This is the 6th post of a Budget and Tax Center blog series on public services and programs that face cuts in the budget process or have been underfunded in past years. See the other posts here.
If the Senate budget passes this year, rural communities are going to be living through a nightmare. Despite promises by the McCrory administration to support economic development in rural North Carolina, the budget passed by the state Senate last week continues long-term disinvestment in the very initiatives that rural communities need in order to create jobs and grow their local economies.
For most of the past 30 years, the state’s primary actor in promoting economic development in the state’s 85 rural counties was the N.C. Rural Economic Development Center. Incorporated as a state-charted nonprofit in the late 1980s, the Rural Center used a mix of state funding and private fundraising to support a range of rural development work—everything from small town revitalization efforts and building rehabilitation grants, to small business lending and workforce training programs.
Over the past three years, however, the legislature has significantly reduced state investment in these important activities, undermining the state’s ability to promote job creation and economic revitalization in rural communities, many of which are still grappling with long-term decline in manufacturing.

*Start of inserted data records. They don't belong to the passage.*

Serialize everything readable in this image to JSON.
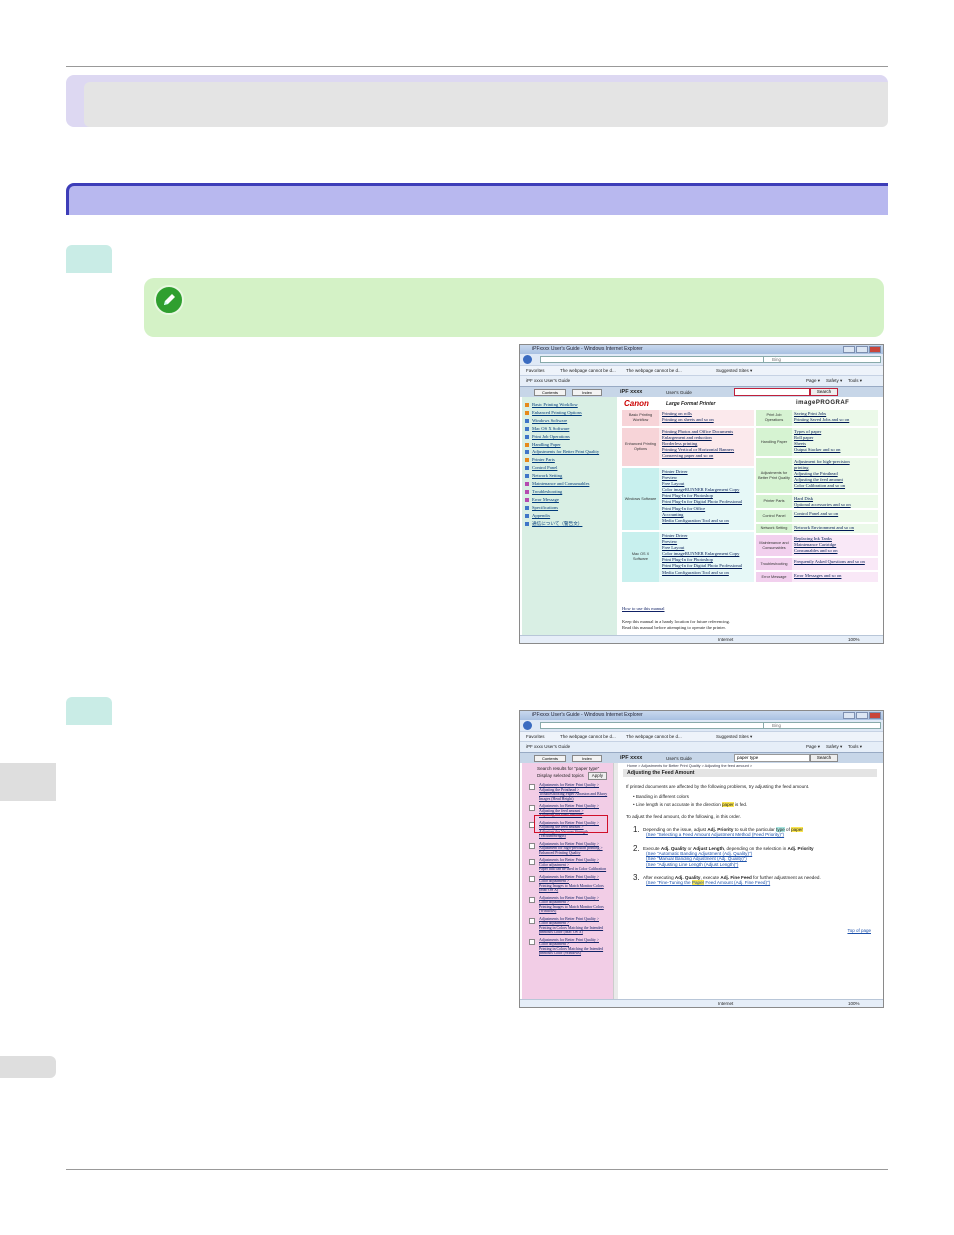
{
  "screenshot1": {
    "window_title": "iPFxxxx User's Guide - Windows Internet Explorer",
    "search_placeholder": "Bing",
    "favorites": [
      "Favorites",
      "The webpage cannot be d...",
      "The webpage cannot be d...",
      "Suggested Sites ▾"
    ],
    "command_tab": "iPF xxxx  User's Guide",
    "command_bar": [
      "Page ▾",
      "Safety ▾",
      "Tools ▾"
    ],
    "tabs": [
      "Contents",
      "Index"
    ],
    "product": "iPF xxxx",
    "users_guide": "User's Guide",
    "search_button": "Search",
    "brand": "Canon",
    "large_format": "Large Format Printer",
    "imageprograf": "imagePROGRAF",
    "toc": [
      {
        "label": "Basic Printing Workflow",
        "color": "o"
      },
      {
        "label": "Enhanced Printing Options",
        "color": "o"
      },
      {
        "label": "Windows Software",
        "color": "b"
      },
      {
        "label": "Mac OS X Software",
        "color": "b"
      },
      {
        "label": "Print Job Operations",
        "color": "b"
      },
      {
        "label": "Handling Paper",
        "color": "o"
      },
      {
        "label": "Adjustments for Better Print Quality",
        "color": "b"
      },
      {
        "label": "Printer Parts",
        "color": "o"
      },
      {
        "label": "Control Panel",
        "color": "b"
      },
      {
        "label": "Network Setting",
        "color": "b"
      },
      {
        "label": "Maintenance and Consumables",
        "color": "p"
      },
      {
        "label": "Troubleshooting",
        "color": "p"
      },
      {
        "label": "Error Message",
        "color": "p"
      },
      {
        "label": "Specifications",
        "color": "b"
      },
      {
        "label": "Appendix",
        "color": "b"
      },
      {
        "label": "通信について（警告文）",
        "color": "b"
      }
    ],
    "grid_left": [
      {
        "label": "Basic Printing Workflow",
        "links": [
          "Printing on rolls",
          "Printing on sheets  and so on"
        ]
      },
      {
        "label": "Enhanced Printing Options",
        "links": [
          "Printing Photos and Office Documents",
          "Enlargement and reduction",
          "Borderless printing",
          "Printing Vertical or Horizontal Banners",
          "Conserving paper  and so on"
        ]
      },
      {
        "label": "Windows Software",
        "links": [
          "Printer Driver",
          "Preview",
          "Free Layout",
          "Color imageRUNNER Enlargement Copy",
          "Print Plug-In for Photoshop",
          "Print Plug-In for Digital Photo Professional",
          "Print Plug-In for Office",
          "Accounting",
          "Media Configuration Tool  and so on"
        ]
      },
      {
        "label": "Mac OS X Software",
        "links": [
          "Printer Driver",
          "Preview",
          "Free Layout",
          "Color imageRUNNER Enlargement Copy",
          "Print Plug-In for Photoshop",
          "Print Plug-In for Digital Photo Professional",
          "Media Configuration Tool  and so on"
        ]
      }
    ],
    "grid_right": [
      {
        "label": "Print Job Operations",
        "links": [
          "Saving Print Jobs",
          "Printing Saved Jobs  and so on"
        ]
      },
      {
        "label": "Handling Paper",
        "links": [
          "Types of paper",
          "Roll paper",
          "Sheets",
          "Output Stacker  and so on"
        ]
      },
      {
        "label": "Adjustments for Better Print Quality",
        "links": [
          "Adjustment for high-precision",
          "printing",
          "Adjusting the Printhead",
          "Adjusting the feed amount",
          "Color Calibration  and so on"
        ]
      },
      {
        "label": "Printer Parts",
        "links": [
          "Hard Disk",
          "Optional accessories  and so on"
        ]
      },
      {
        "label": "Control Panel",
        "links": [
          "Control Panel  and so on"
        ]
      },
      {
        "label": "Network Setting",
        "links": [
          "Network Environment  and so on"
        ]
      },
      {
        "label": "Maintenance and Consumables",
        "links": [
          "Replacing Ink Tanks",
          "Maintenance Cartridge",
          "Consumables  and so on"
        ]
      },
      {
        "label": "Troubleshooting",
        "links": [
          "Frequently Asked Questions  and so on"
        ]
      },
      {
        "label": "Error Message",
        "links": [
          "Error Messages  and so on"
        ]
      }
    ],
    "how_to": "How to use this manual",
    "keep": "Keep this manual in a handy location for future referencing.",
    "read": "Read this manual before attempting to operate the printer.",
    "status_internet": "Internet",
    "zoom": "100%"
  },
  "screenshot2": {
    "window_title": "iPFxxxx User's Guide - Windows Internet Explorer",
    "search_placeholder": "Bing",
    "favorites": [
      "Favorites",
      "The webpage cannot be d...",
      "The webpage cannot be d...",
      "Suggested Sites ▾"
    ],
    "command_tab": "iPF xxxx  User's Guide",
    "command_bar": [
      "Page ▾",
      "Safety ▾",
      "Tools ▾"
    ],
    "tabs": [
      "Contents",
      "Index"
    ],
    "product": "iPF xxxx",
    "users_guide": "User's Guide",
    "search_value": "paper type",
    "search_button": "Search",
    "results_header": "Search results for \"paper type\"",
    "display_label": "Display selected topics",
    "apply": "Apply",
    "results": [
      "Adjustments for Better Print Quality >\nAdjusting the Printhead >\nTroubleshooting Paper Abrasion and Blurry\nImages (Head Height)",
      "Adjustments for Better Print Quality >\nAdjusting the feed amount >\nAdjusting the Feed Amount",
      "Adjustments for Better Print Quality >\nAdjusting the feed amount >\nAdjusting the Vacuum Strength\n(VacuumStrngth)",
      "Adjustments for Better Print Quality >\nAdjustment for high-precision printing >\nEnhanced Printing Quality",
      "Adjustments for Better Print Quality >\nColor adjustment >\nPaper that can be used in Color Calibration",
      "Adjustments for Better Print Quality >\nColor adjustment >\nPrinting Images to Match Monitor Colors\n(Mac OS X)",
      "Adjustments for Better Print Quality >\nColor adjustment >\nPrinting Images to Match Monitor Colors\n(Windows)",
      "Adjustments for Better Print Quality >\nColor adjustment >\nPrinting in Colors Matching the Intended\nprintouts Color (Mac OS X)",
      "Adjustments for Better Print Quality >\nColor adjustment >\nPrinting in Colors Matching the Intended\nprintouts Color (Windows)"
    ],
    "crumb": "Home > Adjustments for Better Print Quality > Adjusting the feed amount >",
    "heading": "Adjusting the Feed Amount",
    "intro": "If printed documents are affected by the following problems, try adjusting the feed amount.",
    "bullet1": "• Banding in different colors",
    "bullet2_a": "• Line length is not accurate in the direction ",
    "bullet2_mark": "paper",
    "bullet2_b": " is fed.",
    "to_adjust": "To adjust the feed amount, do the following, in this order.",
    "step1_a": "Depending on the issue, adjust ",
    "step1_bold": "Adj. Priority",
    "step1_b": " to suit the particular ",
    "step1_mark1": "type",
    "step1_c": " of ",
    "step1_mark2": "paper",
    "step1_see": "(See \"Selecting a Feed Amount Adjustment Method (Feed Priority)\")",
    "step2_a": "Execute ",
    "step2_b1": "Adj. Quality",
    "step2_mid": " or ",
    "step2_b2": "Adjust Length",
    "step2_c": ", depending on the selection in ",
    "step2_b3": "Adj. Priority",
    "step2_see1": "(See \"Automatic Banding Adjustment (Adj. Quality)\")",
    "step2_see2": "(See \"Manual Banding Adjustment (Adj. Quality)\")",
    "step2_see3": "(See \"Adjusting Line Length (Adjust Length)\")",
    "step3_a": "After executing ",
    "step3_b1": "Adj. Quality",
    "step3_c": ", execute ",
    "step3_b2": "Adj. Fine Feed",
    "step3_d": " for further adjustment as needed.",
    "step3_see_a": "(See \"Fine-Tuning the ",
    "step3_see_mark": "Paper",
    "step3_see_b": " Feed Amount (Adj. Fine Feed)\")",
    "top_of_page": "Top of page",
    "status_internet": "Internet",
    "zoom": "100%"
  }
}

Even in the darkest period of the Great Recession in FY 2009, the state strongly supported these efforts by funding the Rural Center at $24 million. Unfortunately, the new legislative majority in 2011 significantly reduced support for rural development, cutting the Rural Center’s budget down to $16 million.
Then, in last year’s budget, the General Assembly eliminated all state funding for the Rural Center, instead opting to move some of these operations into a newly-created Division of Rural Economic Development in the N.C. Department of Commerce. As part of this move, the legislature reduced state funding for rural development even further, from $16 million in FY 2012-13 for the old Rural Center down to just $13.8 million in FY 2013-14 for the new Rural Development Division, of which $2.5 million was dedicated to a newly created Limited Resource Communities grant program intended to support economic development specifically in designated low-resource communities (e.g., the poorest 40 counties in the state). And the damage to rural development extends beyond the dollar reductions—the new division simply doesn’t carry out many of the specialized initiatives once conducted by the Rural Center: the state no longer supports small business lending in rural areas, targeted rural workforce development, or small town revitalization efforts.